One of the most enduring images of revolution, is that of the barricade. From early on, barricades became intrinsically linked to urban uprisings, everywhere they occurred. Demonstrators, or armed revolutionaries, would immediately erect these road blocks, to protect areas that they had manged to seize, or to control movement around towns and cities.
Dependent on location, or even country of origin, the materials used to construct these obstructions could differ widely. In rural communities, there might be straw bales, bags of grain, or piled logs. In cities, they might dig up large cobble stones, not only for use in the barricade, but also as improvised weapons. Nearby houses would be stripped of furniture, which was then piled high and deep, affording reasonable protection. If the locale had a nearby library, university, or well-stocked bookshop, you might see piles of books made into useful redoubts. This made good sense. Books are heavy, and often thick, so they can stop bullets, or at least reduce their effectiveness.

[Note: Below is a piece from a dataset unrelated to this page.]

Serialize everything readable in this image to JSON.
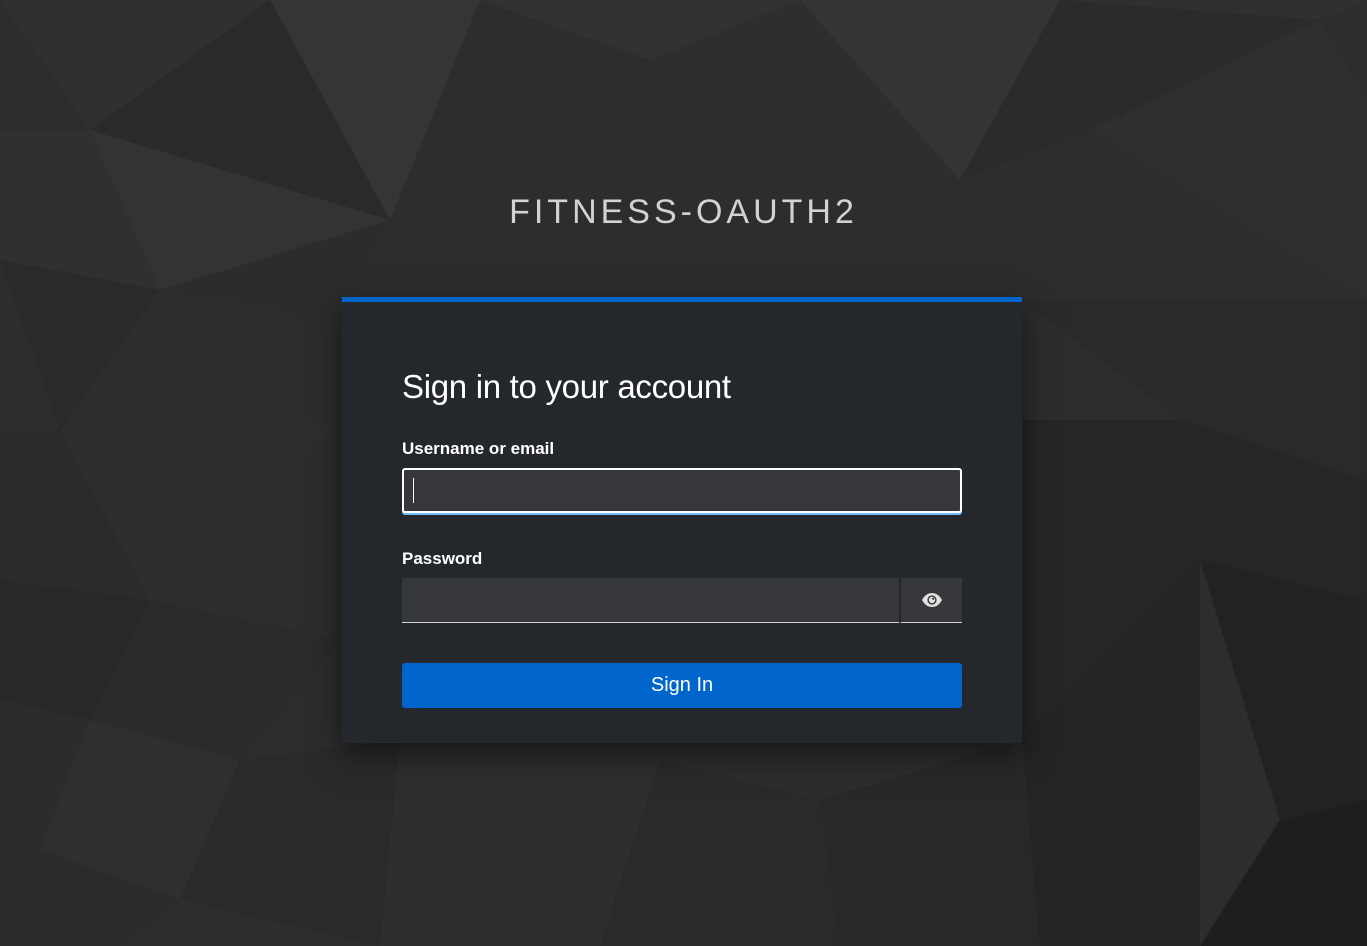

As time went on, more solid barricades appeared, made of barrels, wooden chests, and even building materials, like bricks, or paving slabs. With the arrival of motorised transport, the civilian militias soon adapted overturned cars, buses, and vans for their purposes. Even as recently as this year, we have seen rebel forces abroad using tyres, commandeered vehicles, and industrial machinery, all to barricade a street, or a particular area.
This made me think about the dilemma for the modern urban revolutionary though. Say this was to happen in a large British town, or city. What exactly would be to hand, and how much use would it be as a barricade? Vehicles are plentiful, that goes without saying. They are easily overturned, but do not make a good refuge from bullets, even less so from rocket grenades, and artillery shells. They also contain petrol tanks, so can be dangerous for the user, as well as affording only temporary cover. Better to use the trailers of articulated vehicles; there are lots around, and they don’t blow up easily. Also heavy plant, like bulldozers, diggers, and mobile cranes. They offer good obstructive qualities, and are easily moved into position. Pallets are also useful. There are piles of them everywhere, and they make a good platform. Not as part of the barricade, but as steps and perches to stand on, so you can see over the top.
The authorities tend to use the ubiquitous alloy barriers for their part. These should be avoided. They are too easily overturned, and can quickly be grabbed by your opponent, and used as weapons in return. They are additionally fundamentally flawed, as their effect is mainly psychological, and they have gaps that allow fluids and thrown missiles to pass through. Come to think of it, who could ever have thought that they would be of any use? They also still favour use of the manned ‘shield wall’ as well, and riot police are frequently seen seeking cover behind one. Popular since Greek and Roman times, this is easily climbed over, and equally easy to break down. No, it has to be a barricade, but it must be a good one.
There are not so many books around these days. the demise of the High Street, and countless closures of Libraries, as well as the departure of most branches of W.H. Smith, and Waterstones, has removed the option to deploy books in bulk. It is hardly practical, or indeed logical, to erect a stack of Kindle readers, and expect them to provide adequate cover. Charity shops, and Pound shops, which have generally taken the place of all other shops, usually have little to offer by way of bulky items suitable for barricade construction of any durability. There are so many pubs closing, that beer crates are no longer available, and widespread use of tarmac on pavements, as well as roads, has taken away the chance of digging up cobbles or slabs. The combination of progress, and a depressed economy, is conspiring against the barricade builders. So what to use?
Then it dawned on me. Most areas boast a branch of Argos, and many have a decent sized Tesco supermarket too. Both shops are well-known for producing massive amounts of catalogues, usually stacked outside the shops in huge containers, to make it easy for customers to collect them on the way in or out. These can become the new building blocks of today’s barricades. Widely available, already stacked, and apparently limitless in number. The modern revolutionary has been handed his solution by the retail giants.
All we have to do now, is to ensure that the next revolt coincides with the release of the new Argos Spring and Summer catalogue.